It’s been 16 years since the Agile Manifesto sparked a new collaborative approach to software development, breathing fresh energy into earlier attempts to transform the way software gets made, and finally shifting the industry from heavily regulated to lightweight and iterative.
But as with history, 16 years in the business world can be as short as a blink of an eye or the better part of a lifetime, depending on your perspective. Given the pace of change at most large corporations, Agile has really only been around a hot second, so it’s not surprising some executives are still learning what Agile is really all about.
Agile for Executives
The good news is that broad adoption of Agile within software development has left an already deep body of knowledge (with plenty of mistakes and successes to learn from), which can be invaluable for anyone looking to get up to speed quickly.
To help you zero in on the most actionable insights, we’ve gathered the top considerations every leader needs to know, regardless of industry or job title.
Agile isn’t just for IT
First, it’s important to realise that Agile, despite its birth in the world of software development, is now found in nearly every industry. For example, one of America’s public broadcasting services, National Public Radio, has used Agile practices to reduce programming costs by 66 per cent. The best way to understand how Agile practices can be so universal is to understand the elegant simplicity of its four core values:
- Individuals and interactions over processes and tools
- Working software over comprehensive documentation
- Customer collaboration over contract negotiation
- Responding to change over following a plan
Likewise, here’s how one online Agile community, Agile Connection, describes Agile. Note the broad terms: “Agile is about change, speed, and dealing with the unexpected and unpredictable; it involves technology and innovation and ranges from operations all the way up to strategy.” What company today needs less innovation or speed? Not a single one.
Agile is flexible
Music streaming giant Spotify is constantly adapting Agile methods for its unique business challenges and corporate culture. They also clearly feel empowered to make it specific and real to internal teams and goals. For example, they call their fully autonomous development groups (that go from design to delivery) something unique — “squads” — as a signal that it’s not all about software developers. Further, experimentation and “fast failure recovery” are celebrated throughout all levels at Spotify.
Ulf Eriksson, founder of ReQtest, a software testing tool, writes this about Spotify and Agile on his company blog: “In order to remove the shame and stigma of failure and encourage experimentation, Spotify hosts several experimentation weeks, where people spend time building whatever strikes their fancy and then showcasing to their colleagues at the end of the event.

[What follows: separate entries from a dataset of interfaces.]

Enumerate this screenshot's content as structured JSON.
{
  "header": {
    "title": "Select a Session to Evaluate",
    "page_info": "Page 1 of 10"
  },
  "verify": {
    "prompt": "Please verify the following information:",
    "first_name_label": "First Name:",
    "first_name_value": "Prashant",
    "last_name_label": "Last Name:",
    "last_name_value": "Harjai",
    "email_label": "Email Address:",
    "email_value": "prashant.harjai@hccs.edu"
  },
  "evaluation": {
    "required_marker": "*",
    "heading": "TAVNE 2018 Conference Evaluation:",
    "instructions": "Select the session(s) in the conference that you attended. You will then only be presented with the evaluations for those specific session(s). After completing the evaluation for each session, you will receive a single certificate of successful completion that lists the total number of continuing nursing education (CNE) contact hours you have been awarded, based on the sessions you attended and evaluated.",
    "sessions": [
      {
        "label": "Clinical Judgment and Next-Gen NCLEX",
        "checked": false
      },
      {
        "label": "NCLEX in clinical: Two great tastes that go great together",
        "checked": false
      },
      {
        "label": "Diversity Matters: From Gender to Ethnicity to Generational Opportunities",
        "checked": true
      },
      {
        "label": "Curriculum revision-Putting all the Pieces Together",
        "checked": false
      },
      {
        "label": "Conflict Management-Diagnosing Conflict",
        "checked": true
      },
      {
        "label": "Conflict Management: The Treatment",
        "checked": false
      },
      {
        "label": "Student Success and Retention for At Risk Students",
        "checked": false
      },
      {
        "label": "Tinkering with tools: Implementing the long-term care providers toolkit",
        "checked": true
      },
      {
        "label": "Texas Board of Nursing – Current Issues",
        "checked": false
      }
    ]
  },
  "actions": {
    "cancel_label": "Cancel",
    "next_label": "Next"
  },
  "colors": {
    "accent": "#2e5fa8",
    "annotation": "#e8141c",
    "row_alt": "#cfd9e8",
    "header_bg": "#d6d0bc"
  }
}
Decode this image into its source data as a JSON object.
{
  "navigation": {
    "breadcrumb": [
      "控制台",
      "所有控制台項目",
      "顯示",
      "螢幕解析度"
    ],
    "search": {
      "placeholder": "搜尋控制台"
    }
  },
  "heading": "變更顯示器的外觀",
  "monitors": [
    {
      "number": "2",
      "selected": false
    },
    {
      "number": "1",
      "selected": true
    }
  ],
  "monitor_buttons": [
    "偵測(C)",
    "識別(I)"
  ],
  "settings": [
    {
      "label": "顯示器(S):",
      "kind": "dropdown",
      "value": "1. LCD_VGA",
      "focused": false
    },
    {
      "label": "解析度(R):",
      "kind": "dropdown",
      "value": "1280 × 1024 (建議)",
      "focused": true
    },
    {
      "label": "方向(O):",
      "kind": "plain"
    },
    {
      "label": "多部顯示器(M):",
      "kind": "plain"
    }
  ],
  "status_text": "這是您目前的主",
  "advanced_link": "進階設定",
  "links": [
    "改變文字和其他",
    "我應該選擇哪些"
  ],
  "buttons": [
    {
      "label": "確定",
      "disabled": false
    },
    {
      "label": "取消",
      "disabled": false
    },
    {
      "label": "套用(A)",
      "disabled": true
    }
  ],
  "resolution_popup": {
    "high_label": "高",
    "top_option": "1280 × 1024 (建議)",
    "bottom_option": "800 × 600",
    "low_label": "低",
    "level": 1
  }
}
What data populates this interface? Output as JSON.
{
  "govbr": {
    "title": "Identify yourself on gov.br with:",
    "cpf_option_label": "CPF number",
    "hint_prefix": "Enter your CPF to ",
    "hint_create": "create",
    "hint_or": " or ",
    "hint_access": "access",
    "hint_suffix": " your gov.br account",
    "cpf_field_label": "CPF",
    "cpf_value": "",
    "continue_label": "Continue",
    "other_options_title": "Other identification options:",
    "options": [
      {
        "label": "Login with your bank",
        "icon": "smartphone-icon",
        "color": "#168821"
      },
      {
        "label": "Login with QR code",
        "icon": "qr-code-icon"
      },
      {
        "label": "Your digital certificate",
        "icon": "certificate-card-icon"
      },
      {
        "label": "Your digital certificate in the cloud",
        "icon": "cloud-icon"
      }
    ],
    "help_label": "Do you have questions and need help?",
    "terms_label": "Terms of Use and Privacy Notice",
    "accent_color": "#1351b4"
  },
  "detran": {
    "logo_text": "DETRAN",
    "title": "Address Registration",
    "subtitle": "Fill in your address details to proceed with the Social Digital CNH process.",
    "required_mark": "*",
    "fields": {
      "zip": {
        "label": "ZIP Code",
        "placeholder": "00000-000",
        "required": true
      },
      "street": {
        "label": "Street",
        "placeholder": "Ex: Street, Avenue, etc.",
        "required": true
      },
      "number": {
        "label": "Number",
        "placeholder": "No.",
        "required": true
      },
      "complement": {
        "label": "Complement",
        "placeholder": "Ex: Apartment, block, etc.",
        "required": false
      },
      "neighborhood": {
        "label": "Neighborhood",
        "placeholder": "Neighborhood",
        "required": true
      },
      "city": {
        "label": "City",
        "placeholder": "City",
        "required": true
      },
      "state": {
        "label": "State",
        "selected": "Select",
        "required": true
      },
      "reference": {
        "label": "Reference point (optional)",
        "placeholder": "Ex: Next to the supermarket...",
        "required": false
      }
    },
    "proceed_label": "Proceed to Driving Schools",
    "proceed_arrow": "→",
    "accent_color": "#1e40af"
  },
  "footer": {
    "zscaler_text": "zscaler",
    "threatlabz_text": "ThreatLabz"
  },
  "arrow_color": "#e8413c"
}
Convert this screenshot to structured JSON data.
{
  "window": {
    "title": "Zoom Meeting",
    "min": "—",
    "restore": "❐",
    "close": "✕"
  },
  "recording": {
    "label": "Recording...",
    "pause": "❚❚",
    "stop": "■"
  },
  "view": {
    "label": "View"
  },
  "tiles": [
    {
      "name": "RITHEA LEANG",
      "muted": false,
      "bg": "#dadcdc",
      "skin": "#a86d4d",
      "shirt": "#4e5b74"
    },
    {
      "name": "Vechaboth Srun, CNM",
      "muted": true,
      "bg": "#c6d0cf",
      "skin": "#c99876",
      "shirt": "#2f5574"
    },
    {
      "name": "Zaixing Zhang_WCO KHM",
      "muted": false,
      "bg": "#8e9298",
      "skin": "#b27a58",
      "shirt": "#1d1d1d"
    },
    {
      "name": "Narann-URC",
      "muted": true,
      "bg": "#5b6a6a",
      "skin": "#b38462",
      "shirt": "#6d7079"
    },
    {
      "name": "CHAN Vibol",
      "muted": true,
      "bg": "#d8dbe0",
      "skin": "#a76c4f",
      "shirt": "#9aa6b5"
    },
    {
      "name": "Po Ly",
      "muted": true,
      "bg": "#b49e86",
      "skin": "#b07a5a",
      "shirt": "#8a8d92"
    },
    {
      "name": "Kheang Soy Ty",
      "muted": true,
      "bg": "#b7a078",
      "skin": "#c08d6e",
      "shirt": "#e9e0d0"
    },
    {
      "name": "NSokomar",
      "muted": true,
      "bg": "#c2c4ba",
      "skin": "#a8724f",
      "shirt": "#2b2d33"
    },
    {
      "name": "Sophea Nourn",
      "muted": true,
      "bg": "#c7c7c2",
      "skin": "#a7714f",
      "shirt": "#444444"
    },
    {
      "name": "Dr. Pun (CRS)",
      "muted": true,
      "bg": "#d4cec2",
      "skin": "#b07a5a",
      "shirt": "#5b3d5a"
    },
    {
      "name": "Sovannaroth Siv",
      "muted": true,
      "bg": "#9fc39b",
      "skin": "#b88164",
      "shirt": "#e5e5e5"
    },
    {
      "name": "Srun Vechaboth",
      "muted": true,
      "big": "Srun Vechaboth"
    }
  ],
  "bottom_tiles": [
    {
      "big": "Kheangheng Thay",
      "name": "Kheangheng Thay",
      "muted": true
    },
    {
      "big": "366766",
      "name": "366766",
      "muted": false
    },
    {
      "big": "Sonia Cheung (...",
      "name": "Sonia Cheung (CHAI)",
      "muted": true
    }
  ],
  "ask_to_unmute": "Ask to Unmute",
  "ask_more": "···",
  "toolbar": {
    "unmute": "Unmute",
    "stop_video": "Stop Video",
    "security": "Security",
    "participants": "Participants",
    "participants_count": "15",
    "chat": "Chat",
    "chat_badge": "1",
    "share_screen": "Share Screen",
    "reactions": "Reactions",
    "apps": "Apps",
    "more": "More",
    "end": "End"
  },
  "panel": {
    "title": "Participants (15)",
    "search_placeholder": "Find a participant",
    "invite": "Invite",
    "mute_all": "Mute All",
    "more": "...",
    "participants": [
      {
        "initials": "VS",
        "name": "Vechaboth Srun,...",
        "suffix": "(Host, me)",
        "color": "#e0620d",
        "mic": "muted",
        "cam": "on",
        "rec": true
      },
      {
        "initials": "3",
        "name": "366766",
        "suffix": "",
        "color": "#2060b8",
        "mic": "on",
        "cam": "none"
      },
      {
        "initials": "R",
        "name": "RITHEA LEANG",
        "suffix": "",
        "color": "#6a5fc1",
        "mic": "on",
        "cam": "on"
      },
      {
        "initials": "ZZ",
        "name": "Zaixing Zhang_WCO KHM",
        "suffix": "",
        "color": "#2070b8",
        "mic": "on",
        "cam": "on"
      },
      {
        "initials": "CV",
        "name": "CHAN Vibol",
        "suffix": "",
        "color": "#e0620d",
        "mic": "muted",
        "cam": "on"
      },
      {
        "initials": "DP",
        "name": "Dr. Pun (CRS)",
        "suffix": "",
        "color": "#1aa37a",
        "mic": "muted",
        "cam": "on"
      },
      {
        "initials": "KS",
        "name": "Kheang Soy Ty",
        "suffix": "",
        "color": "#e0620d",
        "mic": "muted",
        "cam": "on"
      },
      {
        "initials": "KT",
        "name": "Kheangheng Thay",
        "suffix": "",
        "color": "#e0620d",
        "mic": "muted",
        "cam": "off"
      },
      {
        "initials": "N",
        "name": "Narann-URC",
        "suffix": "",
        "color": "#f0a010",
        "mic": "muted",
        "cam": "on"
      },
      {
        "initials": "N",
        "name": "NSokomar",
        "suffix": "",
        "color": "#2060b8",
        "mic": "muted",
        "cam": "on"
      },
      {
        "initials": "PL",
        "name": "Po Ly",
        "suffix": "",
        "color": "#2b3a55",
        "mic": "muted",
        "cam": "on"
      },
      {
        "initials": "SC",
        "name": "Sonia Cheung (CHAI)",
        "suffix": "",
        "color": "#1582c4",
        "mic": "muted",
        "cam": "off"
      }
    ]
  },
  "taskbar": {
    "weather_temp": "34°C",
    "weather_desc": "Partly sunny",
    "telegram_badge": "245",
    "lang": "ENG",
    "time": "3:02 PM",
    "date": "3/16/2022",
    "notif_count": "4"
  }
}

Besides removing fear, experimentation also promotes a data-driven approach to taking decisions, rather than having decisions taken on the basis of personal opinion, ego or authority.”
What’s more Agile than that?
Agile still needs leadership
For all its emphasis on self-organisation, Agile still needs something pretty old school: executive sponsorship, especially in large organisations.
Here’s how we described it back in 2015, but the advice still holds true today: “Adoption of Agile/Scrum should be treated like any other initiative, therefore gaining sponsorship and high-level stakeholder support should be a top priority … Without top-level buy-in to advocate Scrum and a ‘just-in-time’ culture, there is more likely to be political and organisational resistance.”
So, in order for Agile to truly take root, leaders need to engage with the process and, above all, support the transition.
Here are some areas where executives might find themselves most at risk of stepping on Agile success, consciously or otherwise:
- Not understanding how Agile teams work (and why): There are many factors that drive the effectiveness of Agile teams, but one that might challenge so-called traditional management the most is that Agile calls for self-organisation vs. ‘command-and-control.’ This means that teams should be empowered to resolve fairly major questions about the product independently. Trust the team.
- Expecting bells and whistles: Agile focuses on rapid prototyping within short sprints, not long shipment cycles where the expectation is delivery of a fully finished product. The idea here is that customer feedback should guide future iterations.
- Thinking Agile need only be team – or department – deep: James Shore, an Agile expert and signatory on the Agile Manifesto, advocates engaging with the deeper questions about the purpose of Agile practices. During a 50-minute speech for Agile Australia 2015, he said we must all realise that “Agile is about how you think” and since “organisation thinking overrides team thinking,” success with Agile depends “primarily on organisational culture and investments.”
- Thinking Agile teams can’t understand the ‘bottom line’: Not true. Shore says the best Agile teams are deeply connected to business value and supportive of the creation of it. One crucial way to ensure this result is to intentionally embed business experts on all Agile teams.
Agile adoption creates the need for change across all of a company’s people and processes – and the best leaders will seize these opportunities.
Danny Smith, an engineer writing about Agile on Medium, believes Agile will continue to inspire leaders to rebuild organisations around “value streams, flow and validated learning” and to “encourage a culture that promotes transparency, speed, innovation and agility (in the proper sense of the word).”
PM-Partners group offers a team Agile overview and Agile Coaching. For more information on this please contact us on +65 6818 5771.